A court clerk (English English clerk to the court; American English clerk of the court or clerk of court) is an officer of the court whose responsibilities include maintaining the records of a court. Another duty is to administer oaths to witnesses, jurors, and grand jurors. The clerk also was the custodian of the court's seal, which is used to authenticate copies of the court's orders, judgments and other records.
The clerk may be more precisely titled after the (type of) court, e.g. clerk of the peace attending to a justice of the peace, clerk of the police court, etc. On Guernsey, the medieval French term greffe is used (in the magistrates' court).

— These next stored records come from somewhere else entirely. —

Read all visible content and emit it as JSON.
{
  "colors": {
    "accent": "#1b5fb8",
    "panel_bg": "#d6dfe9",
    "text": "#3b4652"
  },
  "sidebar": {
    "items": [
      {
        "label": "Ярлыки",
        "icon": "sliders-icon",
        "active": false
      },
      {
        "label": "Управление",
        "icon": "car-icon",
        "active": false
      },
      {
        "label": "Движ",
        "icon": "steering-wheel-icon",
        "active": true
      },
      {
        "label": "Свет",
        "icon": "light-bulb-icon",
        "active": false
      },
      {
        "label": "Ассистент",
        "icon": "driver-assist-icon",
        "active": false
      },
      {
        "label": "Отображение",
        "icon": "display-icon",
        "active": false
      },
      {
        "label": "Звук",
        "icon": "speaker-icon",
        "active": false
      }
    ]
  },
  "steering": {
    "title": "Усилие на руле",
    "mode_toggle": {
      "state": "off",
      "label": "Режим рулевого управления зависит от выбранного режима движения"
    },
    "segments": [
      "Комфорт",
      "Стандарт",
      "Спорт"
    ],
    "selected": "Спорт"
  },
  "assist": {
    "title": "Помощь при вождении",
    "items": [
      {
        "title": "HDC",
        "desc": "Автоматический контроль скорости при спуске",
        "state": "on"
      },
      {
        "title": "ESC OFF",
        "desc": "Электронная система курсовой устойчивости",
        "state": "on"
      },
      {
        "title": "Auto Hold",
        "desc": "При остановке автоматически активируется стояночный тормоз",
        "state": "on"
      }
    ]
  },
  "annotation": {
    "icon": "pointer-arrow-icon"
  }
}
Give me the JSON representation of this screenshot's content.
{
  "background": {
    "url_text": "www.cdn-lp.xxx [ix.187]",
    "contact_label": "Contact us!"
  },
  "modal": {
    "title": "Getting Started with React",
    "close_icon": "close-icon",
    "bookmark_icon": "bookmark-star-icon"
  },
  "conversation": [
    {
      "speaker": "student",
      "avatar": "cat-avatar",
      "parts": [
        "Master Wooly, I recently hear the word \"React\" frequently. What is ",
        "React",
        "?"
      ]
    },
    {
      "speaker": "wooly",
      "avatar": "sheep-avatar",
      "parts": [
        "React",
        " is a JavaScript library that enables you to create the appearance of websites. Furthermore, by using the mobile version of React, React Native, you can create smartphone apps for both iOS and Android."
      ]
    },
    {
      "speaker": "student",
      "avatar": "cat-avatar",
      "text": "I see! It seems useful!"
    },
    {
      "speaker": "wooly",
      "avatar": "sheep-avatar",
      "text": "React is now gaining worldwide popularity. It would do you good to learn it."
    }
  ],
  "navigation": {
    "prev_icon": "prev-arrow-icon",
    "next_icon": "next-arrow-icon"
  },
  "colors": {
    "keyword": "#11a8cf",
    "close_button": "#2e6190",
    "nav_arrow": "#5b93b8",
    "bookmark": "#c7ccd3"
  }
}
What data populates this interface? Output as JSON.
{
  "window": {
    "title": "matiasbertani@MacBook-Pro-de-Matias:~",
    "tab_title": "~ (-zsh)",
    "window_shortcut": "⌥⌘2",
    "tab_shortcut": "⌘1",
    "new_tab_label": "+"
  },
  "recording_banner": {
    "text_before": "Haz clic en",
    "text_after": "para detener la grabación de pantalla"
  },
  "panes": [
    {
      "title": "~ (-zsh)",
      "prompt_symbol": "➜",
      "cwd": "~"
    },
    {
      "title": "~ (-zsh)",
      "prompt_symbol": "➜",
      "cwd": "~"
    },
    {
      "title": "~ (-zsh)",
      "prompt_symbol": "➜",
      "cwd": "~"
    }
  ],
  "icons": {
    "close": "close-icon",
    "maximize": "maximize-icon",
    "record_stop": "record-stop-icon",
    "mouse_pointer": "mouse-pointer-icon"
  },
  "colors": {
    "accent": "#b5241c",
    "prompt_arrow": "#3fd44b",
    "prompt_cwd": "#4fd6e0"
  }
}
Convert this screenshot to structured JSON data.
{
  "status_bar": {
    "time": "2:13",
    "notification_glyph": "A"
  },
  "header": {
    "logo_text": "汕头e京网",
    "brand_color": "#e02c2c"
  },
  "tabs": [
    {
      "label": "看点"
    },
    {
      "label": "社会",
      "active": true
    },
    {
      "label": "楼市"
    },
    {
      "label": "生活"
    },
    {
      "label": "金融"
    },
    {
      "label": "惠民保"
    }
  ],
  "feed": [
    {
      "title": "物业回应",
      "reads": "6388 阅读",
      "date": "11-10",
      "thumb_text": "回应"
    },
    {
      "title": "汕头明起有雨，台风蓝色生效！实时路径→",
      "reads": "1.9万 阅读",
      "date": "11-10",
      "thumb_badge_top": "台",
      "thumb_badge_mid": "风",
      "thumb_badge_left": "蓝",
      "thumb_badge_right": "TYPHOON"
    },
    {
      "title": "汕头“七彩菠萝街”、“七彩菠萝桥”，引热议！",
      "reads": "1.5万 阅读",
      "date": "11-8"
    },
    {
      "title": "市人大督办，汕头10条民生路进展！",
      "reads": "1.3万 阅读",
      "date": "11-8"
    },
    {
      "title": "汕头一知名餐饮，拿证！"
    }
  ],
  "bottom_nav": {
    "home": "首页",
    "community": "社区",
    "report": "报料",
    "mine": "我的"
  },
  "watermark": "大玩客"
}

In courts without a clerk, or if there is no specific officer otherwise available, the judge may have authority to act as clerk of the court, as sometimes in a short-staffed probate court.
In the federal court system, each district court, court of appeals, and bankruptcy court, as well as the Supreme Court, has its own clerk, appointed by the judges of the court. The clerk is the custodian of the court's records and also has responsibility for collecting fees and other deposits of money made with the court.
England and Wales
In the magistrates' courts of England and Wales, where the bench will usually have no legal qualifications, the Court Clerk will be legally qualified. The magistrates decide on the facts at issue; the clerk advises them on the law relating to the case.
- "Magistrates and Magistrates' Courts". Her Majesty's Courts Service. Retrieved 2008-06-24.